▶ _Work instruction_: List every line in this data where the string "yahoo" occurs.

─── Records for this task ───

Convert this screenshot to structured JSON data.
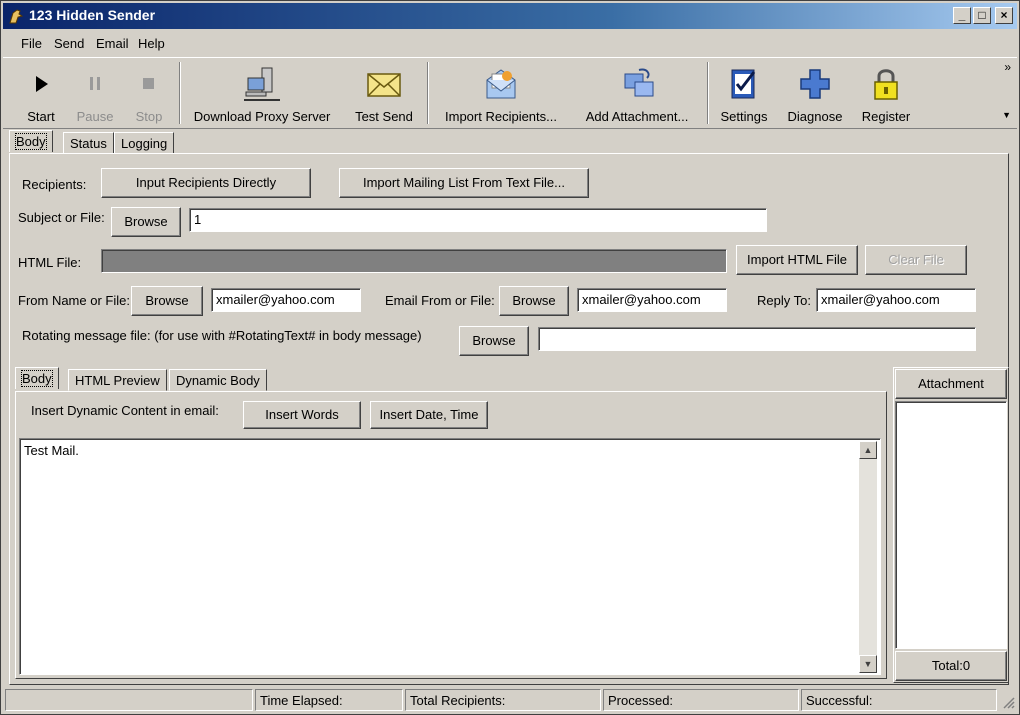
{
  "window": {
    "title": "123 Hidden Sender",
    "minimize": "_",
    "maximize": "□",
    "close": "×"
  },
  "menu": [
    "File",
    "Send",
    "Email",
    "Help"
  ],
  "toolbar": {
    "start": "Start",
    "pause": "Pause",
    "stop": "Stop",
    "download_proxy": "Download Proxy Server",
    "test_send": "Test Send",
    "import_recipients": "Import Recipients...",
    "add_attachment": "Add Attachment...",
    "settings": "Settings",
    "diagnose": "Diagnose",
    "register": "Register",
    "overflow": "»"
  },
  "tabs": [
    "Body",
    "Status",
    "Logging"
  ],
  "form": {
    "recipients_label": "Recipients:",
    "input_recipients_btn": "Input Recipients Directly",
    "import_list_btn": "Import Mailing List From Text File...",
    "subject_label": "Subject or File:",
    "browse": "Browse",
    "subject_value": "1",
    "html_file_label": "HTML File:",
    "import_html_btn": "Import HTML File",
    "clear_file_btn": "Clear File",
    "from_name_label": "From Name or File:",
    "from_name_value": "xmailer@yahoo.com",
    "email_from_label": "Email From or File:",
    "email_from_value": "xmailer@yahoo.com",
    "reply_to_label": "Reply To:",
    "reply_to_value": "xmailer@yahoo.com",
    "rotating_label": "Rotating message file: (for use with #RotatingText# in body message)",
    "rotating_value": ""
  },
  "body_tabs": [
    "Body",
    "HTML Preview",
    "Dynamic Body"
  ],
  "body": {
    "insert_label": "Insert Dynamic Content in email:",
    "insert_words_btn": "Insert Words",
    "insert_date_btn": "Insert Date, Time",
    "text": "Test Mail."
  },
  "attachment": {
    "header": "Attachment",
    "total": "Total:0"
  },
  "statusbar": {
    "time_elapsed": "Time Elapsed:",
    "total_recipients": "Total Recipients:",
    "processed": "Processed:",
    "successful": "Successful:"
  },
  "icons": {
    "app": "dog-icon",
    "start": "play-icon",
    "pause": "pause-icon",
    "stop": "stop-icon",
    "download_proxy": "network-computer-icon",
    "test_send": "envelope-icon",
    "import_recipients": "mail-import-icon",
    "add_attachment": "attachment-icon",
    "settings": "clipboard-check-icon",
    "diagnose": "medical-cross-icon",
    "register": "padlock-icon"
  }
}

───

▶ _Written answer_:
    "from_name_value": "xmailer@yahoo.com",
    "email_from_value": "xmailer@yahoo.com",
    "reply_to_value": "xmailer@yahoo.com",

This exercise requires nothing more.